« Reply #17 on: Monday 06 April 20 12:07 BST (UK) »
This question has sent me off to do some detailed reading. I knew nothing about the infection and replication of coronaviruses and now understand quite a bit. They behave very differently from the viruses that we studied when I was at university, and indeed from many types of viruses that I've learned about since then.
Their replication within cells provides a number of potential treatment targets, and their external proteins are the obvious targets for a vaccination. For the technically-minded, on example of  preliminary research is reported here: https://www.sciencedirect.com/science/article/pii/S0166354220302011 and shows the targeting of one specific protein. It's disappointing but unsurprising that reporting of this paper is wrong in at least one newspaper, referring to DNA when the virus has none.
But this isn't easy at all and I think we need to appreciate the immense amount of work and investment needed to develop, trial and produce an active medication. That cost is what is restricting the development of new antibiotics (not that antibiotics have any effect on viruses) and therefore increasing the risk of antibiotic resistance making bacterial diseases untreatable.

The media tend to be very bad at reporting scientific papers.  Dangerously so in many cases.
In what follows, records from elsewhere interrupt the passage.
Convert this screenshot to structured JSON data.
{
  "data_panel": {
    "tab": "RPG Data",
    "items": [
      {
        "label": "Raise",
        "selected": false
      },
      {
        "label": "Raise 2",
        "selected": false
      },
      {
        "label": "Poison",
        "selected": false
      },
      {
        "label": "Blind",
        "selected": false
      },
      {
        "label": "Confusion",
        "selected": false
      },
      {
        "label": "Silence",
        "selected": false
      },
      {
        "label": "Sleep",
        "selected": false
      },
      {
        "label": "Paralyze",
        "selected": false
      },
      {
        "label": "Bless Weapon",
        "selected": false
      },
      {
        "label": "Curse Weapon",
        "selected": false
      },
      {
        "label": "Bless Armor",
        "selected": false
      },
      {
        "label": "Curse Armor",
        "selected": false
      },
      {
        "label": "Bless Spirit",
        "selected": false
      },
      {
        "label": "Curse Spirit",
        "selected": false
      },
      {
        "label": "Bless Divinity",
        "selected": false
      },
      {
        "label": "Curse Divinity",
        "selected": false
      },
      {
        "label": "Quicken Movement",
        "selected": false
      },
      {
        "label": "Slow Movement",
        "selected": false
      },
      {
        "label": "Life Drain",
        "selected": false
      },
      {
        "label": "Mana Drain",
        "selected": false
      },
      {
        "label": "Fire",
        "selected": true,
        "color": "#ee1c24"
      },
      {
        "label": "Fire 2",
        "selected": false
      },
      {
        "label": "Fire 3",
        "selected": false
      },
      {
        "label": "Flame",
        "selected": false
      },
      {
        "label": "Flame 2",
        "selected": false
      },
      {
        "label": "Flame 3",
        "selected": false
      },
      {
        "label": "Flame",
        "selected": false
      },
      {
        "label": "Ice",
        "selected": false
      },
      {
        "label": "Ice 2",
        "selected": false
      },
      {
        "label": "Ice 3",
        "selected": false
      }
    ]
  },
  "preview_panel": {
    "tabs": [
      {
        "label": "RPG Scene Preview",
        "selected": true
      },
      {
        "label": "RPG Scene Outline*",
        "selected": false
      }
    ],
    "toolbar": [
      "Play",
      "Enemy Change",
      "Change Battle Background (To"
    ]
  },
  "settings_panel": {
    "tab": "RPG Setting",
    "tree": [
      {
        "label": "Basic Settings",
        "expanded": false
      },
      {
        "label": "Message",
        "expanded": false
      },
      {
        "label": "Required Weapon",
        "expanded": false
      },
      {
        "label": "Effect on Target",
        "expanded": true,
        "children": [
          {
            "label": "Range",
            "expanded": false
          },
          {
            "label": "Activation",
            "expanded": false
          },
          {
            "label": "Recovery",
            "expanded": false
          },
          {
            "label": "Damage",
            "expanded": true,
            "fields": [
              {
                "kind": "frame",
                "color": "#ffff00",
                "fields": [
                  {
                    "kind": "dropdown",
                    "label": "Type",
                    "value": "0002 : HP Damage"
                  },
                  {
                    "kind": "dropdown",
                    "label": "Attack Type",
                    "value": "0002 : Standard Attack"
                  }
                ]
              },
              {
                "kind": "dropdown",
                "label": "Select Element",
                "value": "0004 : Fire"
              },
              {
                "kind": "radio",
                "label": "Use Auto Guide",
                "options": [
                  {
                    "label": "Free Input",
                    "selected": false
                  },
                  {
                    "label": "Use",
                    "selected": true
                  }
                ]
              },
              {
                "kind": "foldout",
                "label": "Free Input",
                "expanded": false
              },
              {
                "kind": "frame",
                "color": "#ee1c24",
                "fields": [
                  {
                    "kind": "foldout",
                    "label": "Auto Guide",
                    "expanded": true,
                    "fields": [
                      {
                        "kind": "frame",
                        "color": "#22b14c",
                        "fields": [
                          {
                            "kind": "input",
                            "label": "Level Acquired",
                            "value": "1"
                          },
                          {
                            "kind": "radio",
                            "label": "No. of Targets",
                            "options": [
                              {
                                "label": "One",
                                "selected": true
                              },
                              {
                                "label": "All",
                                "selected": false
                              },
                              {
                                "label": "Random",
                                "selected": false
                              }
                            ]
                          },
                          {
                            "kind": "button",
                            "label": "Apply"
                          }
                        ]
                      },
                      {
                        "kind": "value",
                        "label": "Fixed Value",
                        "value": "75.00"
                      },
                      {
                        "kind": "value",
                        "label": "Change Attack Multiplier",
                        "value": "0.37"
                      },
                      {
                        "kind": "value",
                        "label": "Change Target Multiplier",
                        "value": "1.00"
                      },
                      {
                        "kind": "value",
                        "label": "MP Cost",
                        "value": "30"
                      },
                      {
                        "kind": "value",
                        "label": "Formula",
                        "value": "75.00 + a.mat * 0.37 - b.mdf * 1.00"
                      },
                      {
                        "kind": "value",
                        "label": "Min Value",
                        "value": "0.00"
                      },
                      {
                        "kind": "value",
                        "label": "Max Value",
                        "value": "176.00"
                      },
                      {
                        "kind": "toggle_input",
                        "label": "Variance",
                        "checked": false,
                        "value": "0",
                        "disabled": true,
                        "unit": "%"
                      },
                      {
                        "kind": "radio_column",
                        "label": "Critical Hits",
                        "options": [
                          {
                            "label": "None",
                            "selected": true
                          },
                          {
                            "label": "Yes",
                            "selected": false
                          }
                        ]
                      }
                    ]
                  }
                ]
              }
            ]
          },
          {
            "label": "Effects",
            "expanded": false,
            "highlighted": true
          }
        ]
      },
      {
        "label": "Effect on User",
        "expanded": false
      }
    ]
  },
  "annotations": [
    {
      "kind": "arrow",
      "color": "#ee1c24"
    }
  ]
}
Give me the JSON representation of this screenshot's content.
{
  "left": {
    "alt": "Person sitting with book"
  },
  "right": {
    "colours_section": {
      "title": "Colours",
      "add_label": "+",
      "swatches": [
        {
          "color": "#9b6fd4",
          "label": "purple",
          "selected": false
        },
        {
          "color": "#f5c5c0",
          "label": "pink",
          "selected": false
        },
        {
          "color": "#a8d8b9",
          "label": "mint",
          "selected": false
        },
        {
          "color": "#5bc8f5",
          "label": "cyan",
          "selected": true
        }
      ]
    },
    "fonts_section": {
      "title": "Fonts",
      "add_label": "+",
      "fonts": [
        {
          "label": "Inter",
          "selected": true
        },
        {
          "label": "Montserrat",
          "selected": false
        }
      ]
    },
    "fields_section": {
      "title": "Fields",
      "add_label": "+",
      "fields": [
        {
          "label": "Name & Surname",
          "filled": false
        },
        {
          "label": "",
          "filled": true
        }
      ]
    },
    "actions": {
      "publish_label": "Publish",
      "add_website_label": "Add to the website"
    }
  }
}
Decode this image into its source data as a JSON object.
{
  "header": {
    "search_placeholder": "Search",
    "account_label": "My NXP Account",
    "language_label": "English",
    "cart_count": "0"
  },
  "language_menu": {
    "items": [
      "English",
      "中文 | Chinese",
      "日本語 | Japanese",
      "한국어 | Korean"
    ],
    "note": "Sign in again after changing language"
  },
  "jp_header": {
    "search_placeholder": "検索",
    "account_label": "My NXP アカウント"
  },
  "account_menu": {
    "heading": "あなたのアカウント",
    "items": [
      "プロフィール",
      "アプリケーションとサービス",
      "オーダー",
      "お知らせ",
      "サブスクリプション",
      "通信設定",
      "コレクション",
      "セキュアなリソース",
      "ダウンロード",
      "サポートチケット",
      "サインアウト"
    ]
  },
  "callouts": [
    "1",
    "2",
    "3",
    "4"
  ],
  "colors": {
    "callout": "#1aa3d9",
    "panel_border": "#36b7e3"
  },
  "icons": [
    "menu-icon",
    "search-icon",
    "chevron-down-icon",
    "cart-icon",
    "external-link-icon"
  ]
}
Campbell, Dunn, Dickson, Fell, Forest, Norie, Pratt, Somerville, Thompson, Tyler among others